With a crochet hook and remaining yarn, chain a length suitable for a drawstring (you'll want one long enough to thread through the open top and have enough left over to hang the loop over the shower knob). You can also make i-cord if you're experienced in that or just use a pretty ribbon that can get wet. Thread the drawstring through the top of the bag and draw it tight. Tie the drawstring together at the ends with a knot, and you're ready to save those lovely homemade soap chips!
Since I'm planning to knit up a couple more in the near future, I'll post some pictures when they're done!
Monday, February 7, 2011
|We like purple. It's my mom's favorite color, and when I found this leftover ball in the stash box, I knew I had to make something with it!|
|This is one of the first hats I designed. I actually didn't even write down the pattern but just winged it as I went along, not realizing at the time I wouldn't be able to recreate it exactly later. Now I write everything down!|
|This is Lucinda. She models beautifully, doesn't she? And she hasn't had a bad hair day yet!|
Well, I've done it--set myself another task to keep up with. And I'm going to try, because I think that crafters everywhere can benefit from hearing others' thoughts and ideas and techniques. As time goes by, I learn a lot from others, whether it's knitting and crocheting or any other skill that takes practice to hone. Like many who work with fibers, I practice...a LOT. Then, when people tell me they're impressed by something I've made, I feel good, as anyone should. However, I realize every day that I still have a lot to learn, and I hope that by sharing my accomplishments, experiments, and even failures with others, we will all somehow be better off.

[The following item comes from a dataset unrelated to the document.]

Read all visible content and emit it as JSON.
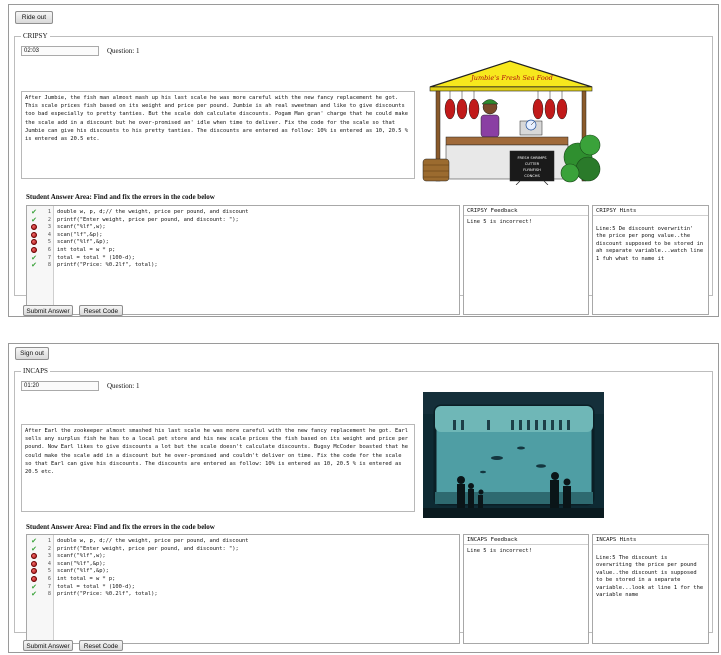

Now, I have a sweater on the needles waiting for me!
Now, I have a sweater on the needles waiting for me!